- **Information given**:
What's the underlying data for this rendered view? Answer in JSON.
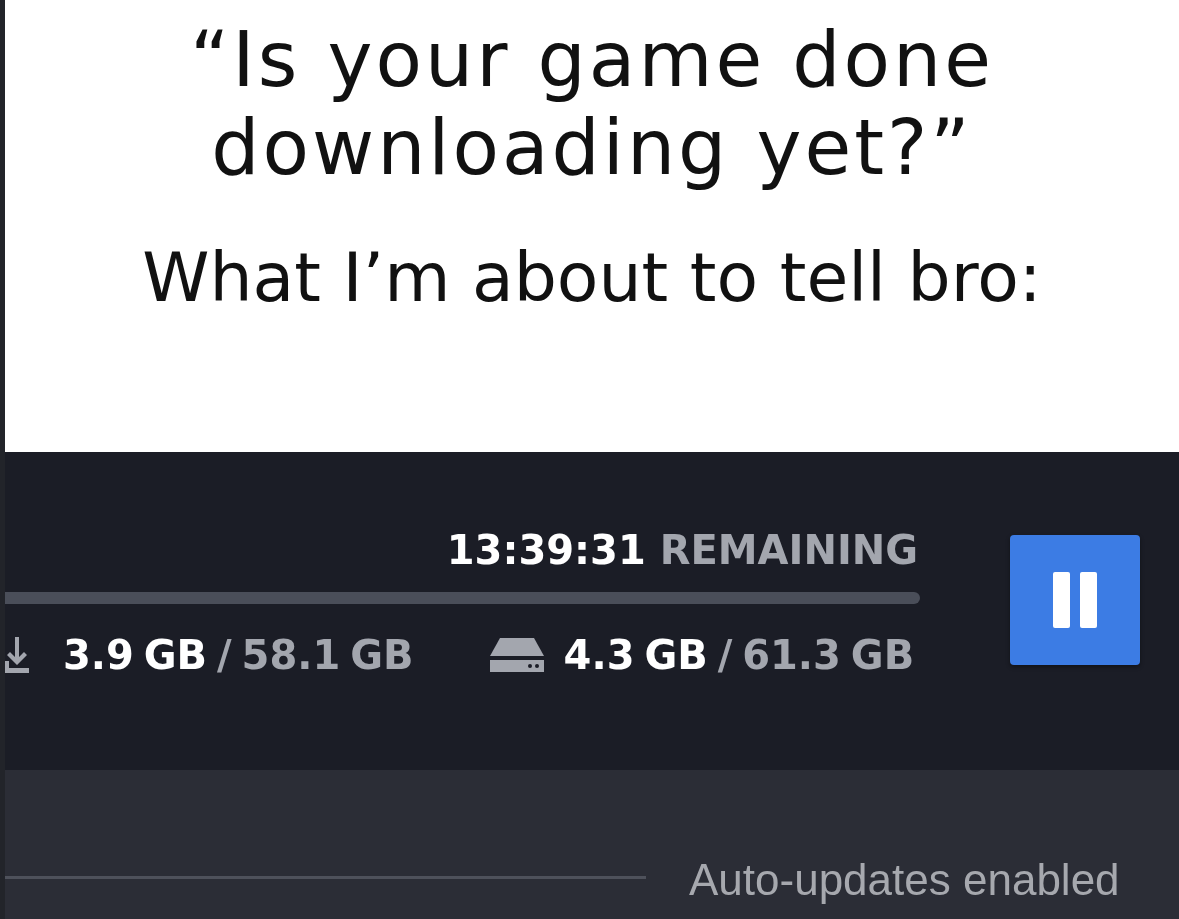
{
  "caption": {
    "question": "“Is your game done downloading yet?”",
    "reply": "What I’m about to tell bro:"
  },
  "download": {
    "remaining": "**13:39:31** REMAINING",
    "downloaded": "**3.9 GB** / 58.1 GB",
    "disk": "**4.3 GB** / 61.3 GB",
    "downloading": true
  },
  "footer": {
    "status": "Auto-updates enabled"
  }
}
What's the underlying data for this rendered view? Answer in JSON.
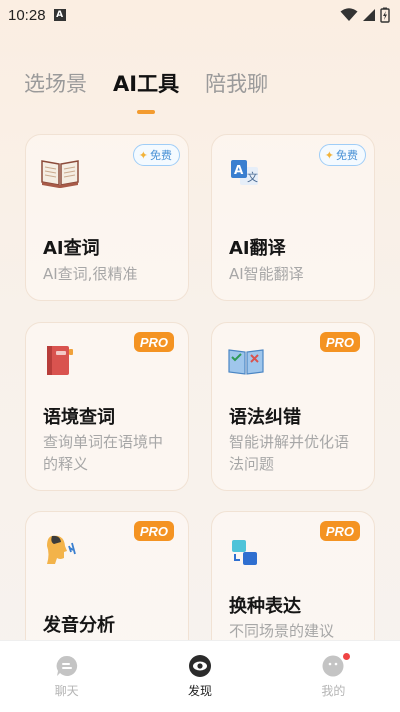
{
  "status": {
    "time": "10:28",
    "notif_letter": "A"
  },
  "tabs": [
    {
      "label": "选场景"
    },
    {
      "label": "AI工具"
    },
    {
      "label": "陪我聊"
    }
  ],
  "cards": [
    {
      "title": "AI查词",
      "desc": "AI查词,很精准",
      "badge": "免费"
    },
    {
      "title": "AI翻译",
      "desc": "AI智能翻译",
      "badge": "免费"
    },
    {
      "title": "语境查词",
      "desc": "查询单词在语境中的释义",
      "badge": "PRO"
    },
    {
      "title": "语法纠错",
      "desc": "智能讲解并优化语法问题",
      "badge": "PRO"
    },
    {
      "title": "发音分析",
      "desc": "",
      "badge": "PRO"
    },
    {
      "title": "换种表达",
      "desc": "不同场景的建议",
      "badge": "PRO"
    }
  ],
  "nav": [
    {
      "label": "聊天"
    },
    {
      "label": "发现"
    },
    {
      "label": "我的"
    }
  ],
  "colors": {
    "accent": "#f39b2f",
    "pro": "#f49322",
    "free_border": "#9fcdf7"
  }
}
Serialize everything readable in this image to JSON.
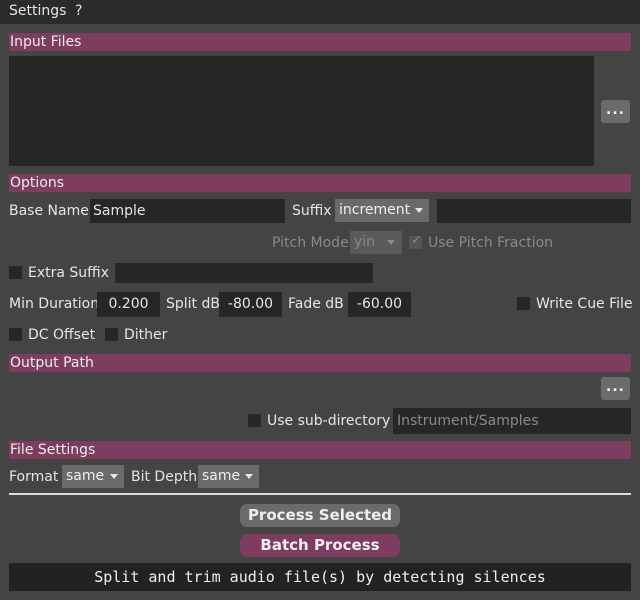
{
  "menubar": {
    "settings": "Settings",
    "help": "?"
  },
  "sections": {
    "input_files": "Input Files",
    "options": "Options",
    "output_path": "Output Path",
    "file_settings": "File Settings"
  },
  "input_files": {
    "browse_label": "..."
  },
  "options": {
    "base_name_label": "Base Name",
    "base_name_value": "Sample",
    "suffix_label": "Suffix",
    "suffix_value": "increment",
    "suffix_extra_value": "",
    "pitch_mode_label": "Pitch Mode",
    "pitch_mode_value": "yin",
    "use_pitch_fraction_label": "Use Pitch Fraction",
    "extra_suffix_label": "Extra Suffix",
    "extra_suffix_value": "",
    "min_duration_label": "Min Duration",
    "min_duration_value": "0.200",
    "split_db_label": "Split dB",
    "split_db_value": "-80.00",
    "fade_db_label": "Fade dB",
    "fade_db_value": "-60.00",
    "write_cue_label": "Write Cue File",
    "dc_offset_label": "DC Offset",
    "dither_label": "Dither"
  },
  "output_path": {
    "browse_label": "...",
    "use_subdir_label": "Use sub-directory",
    "subdir_placeholder": "Instrument/Samples"
  },
  "file_settings": {
    "format_label": "Format",
    "format_value": "same",
    "bit_depth_label": "Bit Depth",
    "bit_depth_value": "same"
  },
  "actions": {
    "process_selected": "Process Selected",
    "batch_process": "Batch Process"
  },
  "footer": {
    "status": "Split and trim audio file(s) by detecting silences"
  },
  "colors": {
    "section_header": "#7d3d5f",
    "batch_button": "#7d3d5f",
    "process_button": "#6b6b6b"
  }
}
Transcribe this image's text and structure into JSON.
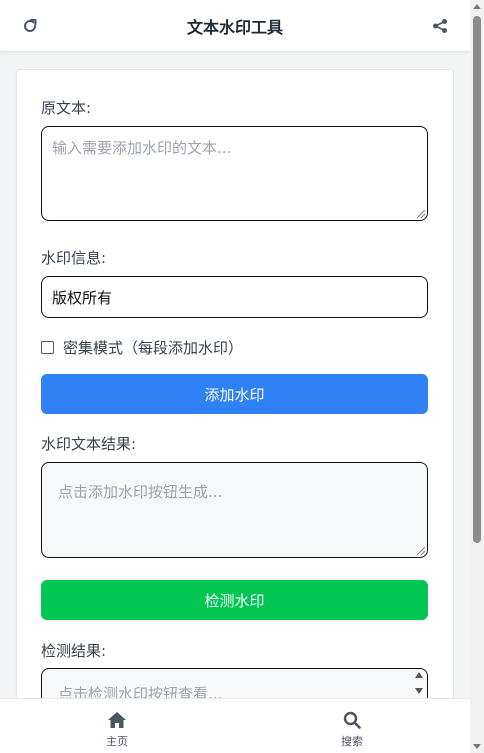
{
  "header": {
    "title": "文本水印工具",
    "left_icon": "refresh-icon",
    "right_icon": "share-icon"
  },
  "form": {
    "original_label": "原文本:",
    "original_placeholder": "输入需要添加水印的文本...",
    "watermark_label": "水印信息:",
    "watermark_value": "版权所有",
    "dense_mode_label": "密集模式（每段添加水印）",
    "add_button": "添加水印",
    "result_label": "水印文本结果:",
    "result_placeholder": "点击添加水印按钮生成...",
    "detect_button": "检测水印",
    "detect_label": "检测结果:",
    "detect_placeholder": "点击检测水印按钮查看..."
  },
  "bottom_nav": [
    {
      "label": "主页",
      "icon": "home-icon"
    },
    {
      "label": "搜索",
      "icon": "search-icon"
    }
  ],
  "colors": {
    "primary": "#3080f6",
    "success": "#00c653"
  }
}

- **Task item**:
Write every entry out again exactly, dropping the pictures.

- **The answer**:
What's the underlying data for this rendered view? Answer in JSON.
{
  "caption": {
    "question": "“Is your game done downloading yet?”",
    "reply": "What I’m about to tell bro:"
  },
  "download": {
    "remaining": "**13:39:31** REMAINING",
    "downloaded": "**3.9 GB** / 58.1 GB",
    "disk": "**4.3 GB** / 61.3 GB",
    "downloading": true
  },
  "footer": {
    "status": "Auto-updates enabled"
  }
}
What's the underlying data for this rendered view? Answer in JSON.
{
  "status": {
    "time": "10:28",
    "notif_letter": "A"
  },
  "tabs": [
    {
      "label": "选场景"
    },
    {
      "label": "AI工具"
    },
    {
      "label": "陪我聊"
    }
  ],
  "cards": [
    {
      "title": "AI查词",
      "desc": "AI查词,很精准",
      "badge": "免费"
    },
    {
      "title": "AI翻译",
      "desc": "AI智能翻译",
      "badge": "免费"
    },
    {
      "title": "语境查词",
      "desc": "查询单词在语境中的释义",
      "badge": "PRO"
    },
    {
      "title": "语法纠错",
      "desc": "智能讲解并优化语法问题",
      "badge": "PRO"
    },
    {
      "title": "发音分析",
      "desc": "",
      "badge": "PRO"
    },
    {
      "title": "换种表达",
      "desc": "不同场景的建议",
      "badge": "PRO"
    }
  ],
  "nav": [
    {
      "label": "聊天"
    },
    {
      "label": "发现"
    },
    {
      "label": "我的"
    }
  ],
  "colors": {
    "accent": "#f39b2f",
    "pro": "#f49322",
    "free_border": "#9fcdf7"
  }
}
Serialize everything readable in this image to JSON.
{
  "menubar": {
    "settings": "Settings",
    "help": "?"
  },
  "sections": {
    "input_files": "Input Files",
    "options": "Options",
    "output_path": "Output Path",
    "file_settings": "File Settings"
  },
  "input_files": {
    "browse_label": "..."
  },
  "options": {
    "base_name_label": "Base Name",
    "base_name_value": "Sample",
    "suffix_label": "Suffix",
    "suffix_value": "increment",
    "suffix_extra_value": "",
    "pitch_mode_label": "Pitch Mode",
    "pitch_mode_value": "yin",
    "use_pitch_fraction_label": "Use Pitch Fraction",
    "extra_suffix_label": "Extra Suffix",
    "extra_suffix_value": "",
    "min_duration_label": "Min Duration",
    "min_duration_value": "0.200",
    "split_db_label": "Split dB",
    "split_db_value": "-80.00",
    "fade_db_label": "Fade dB",
    "fade_db_value": "-60.00",
    "write_cue_label": "Write Cue File",
    "dc_offset_label": "DC Offset",
    "dither_label": "Dither"
  },
  "output_path": {
    "browse_label": "...",
    "use_subdir_label": "Use sub-directory",
    "subdir_placeholder": "Instrument/Samples"
  },
  "file_settings": {
    "format_label": "Format",
    "format_value": "same",
    "bit_depth_label": "Bit Depth",
    "bit_depth_value": "same"
  },
  "actions": {
    "process_selected": "Process Selected",
    "batch_process": "Batch Process"
  },
  "footer": {
    "status": "Split and trim audio file(s) by detecting silences"
  },
  "colors": {
    "section_header": "#7d3d5f",
    "batch_button": "#7d3d5f",
    "process_button": "#6b6b6b"
  }
}
Transcribe this image's text and structure into JSON.
{
  "header": {
    "title": "文本水印工具",
    "left_icon": "refresh-icon",
    "right_icon": "share-icon"
  },
  "form": {
    "original_label": "原文本:",
    "original_placeholder": "输入需要添加水印的文本...",
    "watermark_label": "水印信息:",
    "watermark_value": "版权所有",
    "dense_mode_label": "密集模式（每段添加水印）",
    "add_button": "添加水印",
    "result_label": "水印文本结果:",
    "result_placeholder": "点击添加水印按钮生成...",
    "detect_button": "检测水印",
    "detect_label": "检测结果:",
    "detect_placeholder": "点击检测水印按钮查看..."
  },
  "bottom_nav": [
    {
      "label": "主页",
      "icon": "home-icon"
    },
    {
      "label": "搜索",
      "icon": "search-icon"
    }
  ],
  "colors": {
    "primary": "#3080f6",
    "success": "#00c653"
  }
}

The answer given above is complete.